Around 36 hours before St. Patrick’s Day, all pubs and bars in Ireland were closed due to the Covid-19 pandemic. You can probably imagine the carnage. Carnage even beyond the deep, internal dread of an Irish person faced with a pintless Paddy’s Day. St. Patrick’s Day is our national holiday, on par with the 17th.of May in terms of cultural importance.
The pub’s closing in Ireland didn’t impact me much. It was worse that I was booking the last flight out of Norway. Eight months into the exchange year that was being brought to a fast, but hopefully not permanent, halt. The funny thing is that this means nothing to pretty much anyone but myself. Although it’s life-changing for some of us, it’s just another middle-class problem in the grand scheme of things.
You feel guilty complaining about it because people are dying. People close to you and people close to those you care about are getting seriously ill. Society as we know it is fundamentally changing due to a pandemic virus.
And meanwhile here I sit at home, perfectly healthy, complaining about how I had to go home from what was a temporary exchange.

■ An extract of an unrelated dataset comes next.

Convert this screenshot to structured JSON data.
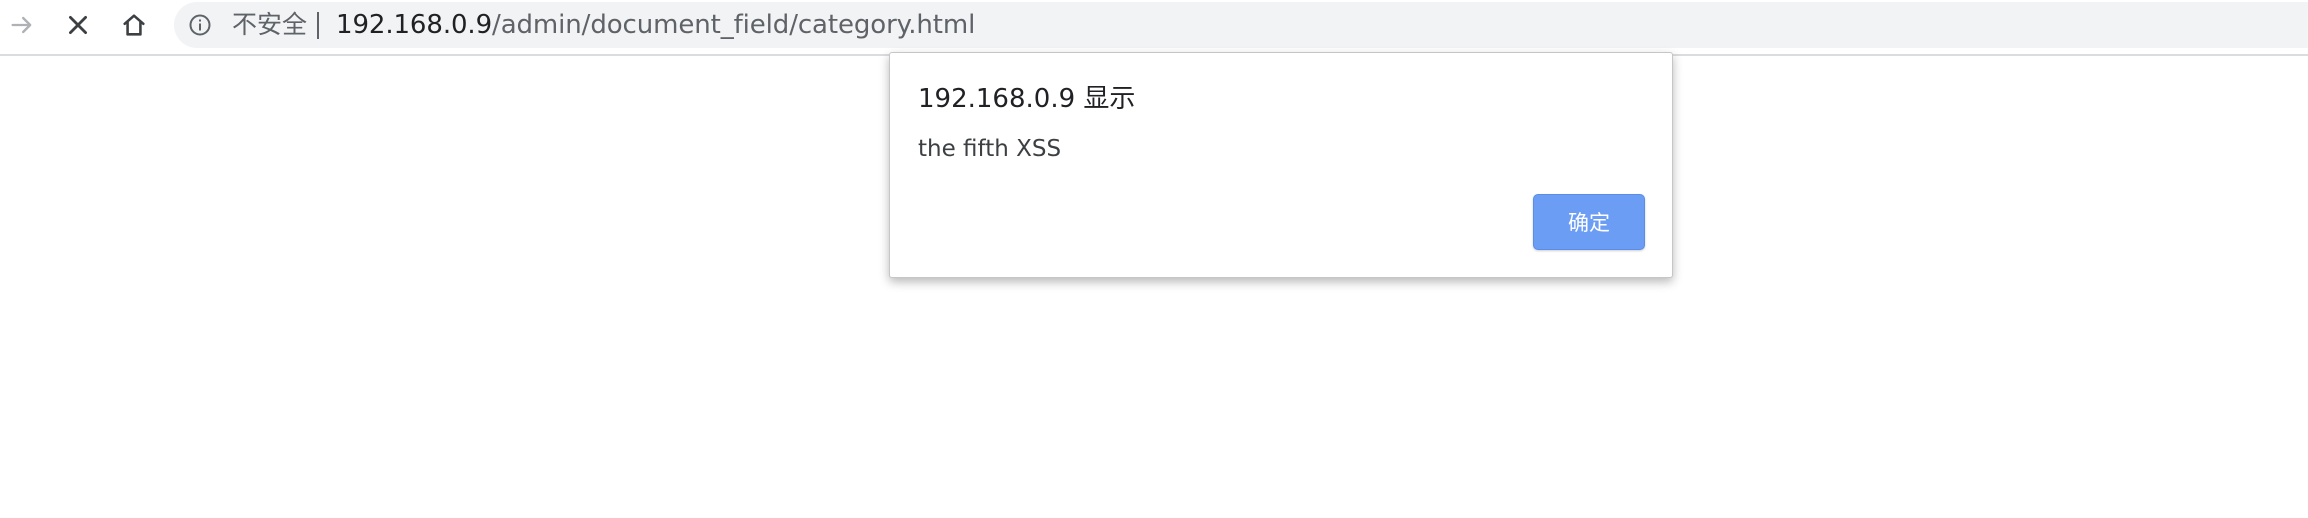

Cry me a river.
But the guilt of this chronic first world problem lingers. Home is so familiar. For all you do and all you change, home stays the same. Your parents are still slightly odd in the way that parents are. It’s frustrating to be back so suddenly after spending months exploring and getting comfortable in your new home.

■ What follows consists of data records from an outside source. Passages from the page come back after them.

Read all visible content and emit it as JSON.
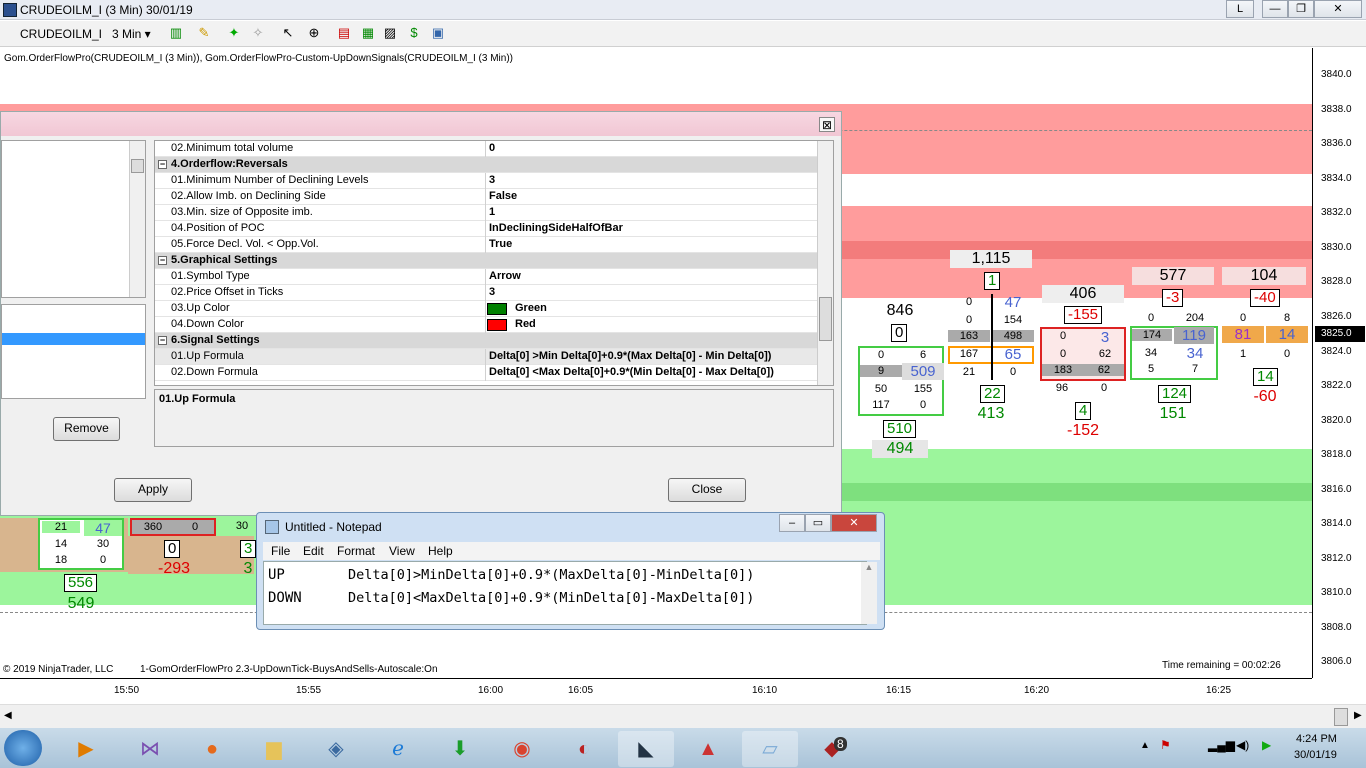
{
  "window": {
    "title": "CRUDEOILM_I (3 Min)  30/01/19",
    "btn_l": "L",
    "btn_min": "—",
    "btn_max": "❐",
    "btn_close": "✕"
  },
  "toolbar": {
    "instrument": "CRUDEOILM_I",
    "interval": "3 Min"
  },
  "chart": {
    "indicator_label": "Gom.OrderFlowPro(CRUDEOILM_I (3 Min)), Gom.OrderFlowPro-Custom-UpDownSignals(CRUDEOILM_I (3 Min))",
    "copyright": "© 2019 NinjaTrader, LLC",
    "footer_label": "1-GomOrderFlowPro 2.3-UpDownTick-BuysAndSells-Autoscale:On",
    "time_remaining": "Time remaining = 00:02:26",
    "price_current": "3825.0",
    "y_ticks": [
      "3840.0",
      "3838.0",
      "3836.0",
      "3834.0",
      "3832.0",
      "3830.0",
      "3828.0",
      "3826.0",
      "3824.0",
      "3822.0",
      "3820.0",
      "3818.0",
      "3816.0",
      "3814.0",
      "3812.0",
      "3810.0",
      "3808.0",
      "3806.0"
    ],
    "x_ticks": [
      "15:50",
      "15:55",
      "16:00",
      "16:05",
      "16:10",
      "16:15",
      "16:20",
      "16:25"
    ],
    "colors": {
      "red_band": "#ff9c9c",
      "dark_red": "#f37c7c",
      "green_band": "#9cf59c",
      "dark_green": "#7ee07e"
    },
    "bars": [
      {
        "total": "846",
        "delta": "0",
        "cells": [
          [
            "0",
            "6"
          ],
          [
            "9",
            "509"
          ],
          [
            "50",
            "155"
          ],
          [
            "117",
            "0"
          ]
        ],
        "vol": "510",
        "vdelta": "494"
      },
      {
        "total": "1,115",
        "delta": "1",
        "cells": [
          [
            "0",
            "47"
          ],
          [
            "0",
            "154"
          ],
          [
            "163",
            "498"
          ],
          [
            "167",
            "65"
          ],
          [
            "21",
            "0"
          ]
        ],
        "vol": "22",
        "vdelta": "413"
      },
      {
        "total": "406",
        "delta": "-155",
        "cells": [
          [
            "0",
            "3"
          ],
          [
            "0",
            "62"
          ],
          [
            "183",
            "62"
          ],
          [
            "96",
            "0"
          ]
        ],
        "vol": "4",
        "vdelta": "-152"
      },
      {
        "total": "577",
        "delta": "-3",
        "cells": [
          [
            "0",
            "204"
          ],
          [
            "174",
            "119"
          ],
          [
            "34",
            "34"
          ],
          [
            "5",
            "7"
          ]
        ],
        "vol": "124",
        "vdelta": "151"
      },
      {
        "total": "104",
        "delta": "-40",
        "cells": [
          [
            "0",
            "8"
          ],
          [
            "81",
            "14"
          ],
          [
            "1",
            "0"
          ]
        ],
        "vol": "14",
        "vdelta": "-60"
      }
    ],
    "left_bars": {
      "c1": [
        "21",
        "47"
      ],
      "c2": [
        "14",
        "30"
      ],
      "c3": [
        "18",
        "0"
      ],
      "vol": "556",
      "vdelta": "549",
      "r1": [
        "360",
        "0"
      ],
      "d1": "0",
      "dv1": "-293",
      "r2": "30",
      "d2": "3",
      "dv2": "3"
    }
  },
  "dialog": {
    "rows": [
      {
        "name": "02.Minimum total volume",
        "value": "0"
      },
      {
        "cat": "4.Orderflow:Reversals"
      },
      {
        "name": "01.Minimum Number of Declining Levels",
        "value": "3"
      },
      {
        "name": "02.Allow Imb. on Declining Side",
        "value": "False"
      },
      {
        "name": "03.Min. size of Opposite imb.",
        "value": "1"
      },
      {
        "name": "04.Position of POC",
        "value": "InDecliningSideHalfOfBar"
      },
      {
        "name": "05.Force Decl. Vol. < Opp.Vol.",
        "value": "True"
      },
      {
        "cat": "5.Graphical Settings"
      },
      {
        "name": "01.Symbol Type",
        "value": "Arrow"
      },
      {
        "name": "02.Price Offset in Ticks",
        "value": "3"
      },
      {
        "name": "03.Up Color",
        "value": "Green",
        "swatch": "#008000"
      },
      {
        "name": "04.Down Color",
        "value": "Red",
        "swatch": "#ff0000"
      },
      {
        "cat": "6.Signal Settings"
      },
      {
        "name": "01.Up Formula",
        "value": "Delta[0] >Min Delta[0]+0.9*(Max Delta[0] - Min Delta[0])",
        "sel": true
      },
      {
        "name": "02.Down Formula",
        "value": "Delta[0] <Max Delta[0]+0.9*(Min Delta[0] - Max Delta[0])"
      }
    ],
    "description_title": "01.Up Formula",
    "remove_label": "Remove",
    "apply_label": "Apply",
    "close_label": "Close",
    "close_x": "⊠"
  },
  "notepad": {
    "title": "Untitled - Notepad",
    "menu": [
      "File",
      "Edit",
      "Format",
      "View",
      "Help"
    ],
    "line1_key": "UP",
    "line1_val": "Delta[0]>MinDelta[0]+0.9*(MaxDelta[0]-MinDelta[0])",
    "line2_key": "DOWN",
    "line2_val": "Delta[0]<MaxDelta[0]+0.9*(MinDelta[0]-MaxDelta[0])"
  },
  "taskbar": {
    "time": "4:24 PM",
    "date": "30/01/19",
    "badge": "8"
  }
}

It’s as if you build this life for yourself on the blank canvas that an exchange gives you, a life that seems a dream as you head to bed in your childhood room.
In a world that puts value on going out and getting after it, it’s a major change. Now we stay home. The reason we do an exchange year is to be out, to see new places, meet new people and by doing so learn new things.
But doing those things is arbitrary and even selfish when all we are being asked to do is stay at home and allow other people to live. Allow our brave healthcare staff to fight the defining humanitarian issue of the 21st century. Allow people to do real, impactful things to do so without interruption.
But I’ll still be having a little complaint to myself. I miss Norway. I miss Bergen and those who are and were there. I miss being koselig.
I even miss Hansa.